And with good reason too, while not typically well known in the UK, men’s netball is much more popular abroad, particularly in southern hemisphere countries.

In Australia, netball is not only one the most popular sports for women, but is also hugely popular for men, with over 20,000 estimated to be playing the sport each year.

But unfortunately in the UK, mixed netball is only allowed under the age of 11, meaning there’s no pathway for boys to take part in netball after primary school.

“I first started playing netball in high school, when the PE teachers got the boys basketball team to come and play against the girls netball team,” Declan continued.

“And because there wasn’t much of a basketball scene in the local schools, we just started playing netball matches against the girls in the last few years of school.”

Until recently, netball has been very much limited to female participation, and while getting women active cannot be understated, it’s about time the sport was made accessible for all. 

In 2019, the England Men’s & Mixed Netball Association was formed, with a clear goal to bridge the gap for boys aged 11-16, where opportunities to play netball are limited.

And with netball offering something completely unique, it’s easy to understand why more people should be trying it out. 

“It’s a fast paced sport, you don't have loads of dead time like you do in something like football.

“It’s a team sport which is great for seeing people multiple times a week and having those people you’re used to playing with all the time.

“There’s just something different about netball that caught my attention.

“It’s 100% all the time.”

In a sport clearly offering something unique, fast paced and accessible, there’s no reason why netball should be limited to female participation. 

And while there is still a clear need to focus on making sport more accessible for women in other sports such as football, rugby and cricket, inclusion for young boys as well as girls can only be beneficial for the future of English netball. 

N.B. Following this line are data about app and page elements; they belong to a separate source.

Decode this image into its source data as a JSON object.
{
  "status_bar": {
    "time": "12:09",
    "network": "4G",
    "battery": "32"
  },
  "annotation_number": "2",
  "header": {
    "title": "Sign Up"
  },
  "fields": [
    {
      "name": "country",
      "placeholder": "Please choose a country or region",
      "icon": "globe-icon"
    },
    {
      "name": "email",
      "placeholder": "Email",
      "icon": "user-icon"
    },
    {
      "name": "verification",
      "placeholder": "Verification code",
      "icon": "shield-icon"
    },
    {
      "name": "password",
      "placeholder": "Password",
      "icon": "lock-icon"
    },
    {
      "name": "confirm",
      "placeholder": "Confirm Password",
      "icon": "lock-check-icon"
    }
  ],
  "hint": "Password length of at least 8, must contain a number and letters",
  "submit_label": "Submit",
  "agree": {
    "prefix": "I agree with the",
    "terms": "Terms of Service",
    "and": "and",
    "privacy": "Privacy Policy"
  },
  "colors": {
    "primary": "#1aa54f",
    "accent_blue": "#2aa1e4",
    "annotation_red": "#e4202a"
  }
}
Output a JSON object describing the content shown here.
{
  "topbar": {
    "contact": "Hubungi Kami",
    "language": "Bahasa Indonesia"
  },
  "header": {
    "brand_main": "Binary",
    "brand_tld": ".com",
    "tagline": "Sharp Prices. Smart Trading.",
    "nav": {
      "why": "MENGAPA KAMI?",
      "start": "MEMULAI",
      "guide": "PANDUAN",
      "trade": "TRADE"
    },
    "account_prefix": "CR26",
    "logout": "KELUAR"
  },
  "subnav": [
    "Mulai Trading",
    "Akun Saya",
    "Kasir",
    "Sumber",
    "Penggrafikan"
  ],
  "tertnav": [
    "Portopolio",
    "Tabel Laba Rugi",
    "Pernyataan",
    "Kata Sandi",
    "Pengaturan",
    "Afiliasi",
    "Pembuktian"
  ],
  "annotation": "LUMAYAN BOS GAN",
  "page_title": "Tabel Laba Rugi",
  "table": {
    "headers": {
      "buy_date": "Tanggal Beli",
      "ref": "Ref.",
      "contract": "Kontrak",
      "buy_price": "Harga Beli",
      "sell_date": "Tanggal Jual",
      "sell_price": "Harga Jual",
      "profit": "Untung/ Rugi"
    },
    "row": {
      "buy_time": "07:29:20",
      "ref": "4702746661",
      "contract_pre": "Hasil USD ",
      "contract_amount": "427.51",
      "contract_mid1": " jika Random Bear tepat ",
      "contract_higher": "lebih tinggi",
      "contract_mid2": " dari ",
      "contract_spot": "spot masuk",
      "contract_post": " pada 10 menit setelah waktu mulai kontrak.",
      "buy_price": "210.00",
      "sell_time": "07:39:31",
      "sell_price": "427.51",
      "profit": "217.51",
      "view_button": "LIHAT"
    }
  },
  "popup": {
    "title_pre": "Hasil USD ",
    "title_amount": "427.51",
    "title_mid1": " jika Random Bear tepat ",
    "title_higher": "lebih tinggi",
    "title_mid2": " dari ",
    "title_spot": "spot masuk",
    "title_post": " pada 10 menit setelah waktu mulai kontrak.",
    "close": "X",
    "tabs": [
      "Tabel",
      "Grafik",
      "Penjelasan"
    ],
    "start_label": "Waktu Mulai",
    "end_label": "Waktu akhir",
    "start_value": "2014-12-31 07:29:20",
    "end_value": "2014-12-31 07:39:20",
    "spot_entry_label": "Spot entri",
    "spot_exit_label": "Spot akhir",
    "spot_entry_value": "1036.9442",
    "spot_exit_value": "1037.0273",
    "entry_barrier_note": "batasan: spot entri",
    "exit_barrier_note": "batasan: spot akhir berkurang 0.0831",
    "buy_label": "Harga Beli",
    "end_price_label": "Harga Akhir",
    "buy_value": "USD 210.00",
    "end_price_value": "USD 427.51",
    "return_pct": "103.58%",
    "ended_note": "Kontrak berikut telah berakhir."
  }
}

Get active through netball

In recent years, netball has gone from a sport hovering on the side of elitism, to being a truly inclusive sport.

Alongside clubs allowing competitiveness up to the highest level, there’s also now opportunities for newcomers to get involved with leagues like Play Simple Netball.

And not only are we seeing the rise in women taking up the sport for the first time since school, but are also seeing men getting active on the court. 

However, at Orfi Active, we think this is just the start.

With a netball community in place for new & experienced players, as well as male and female, we want to make it easier than ever to find and join these sessions. 

So if you’re looking to get involved in the sport, or want to make your own club more accessible, make sure to get in touch.

Posted on

February 22, 2021


Jack Gerrard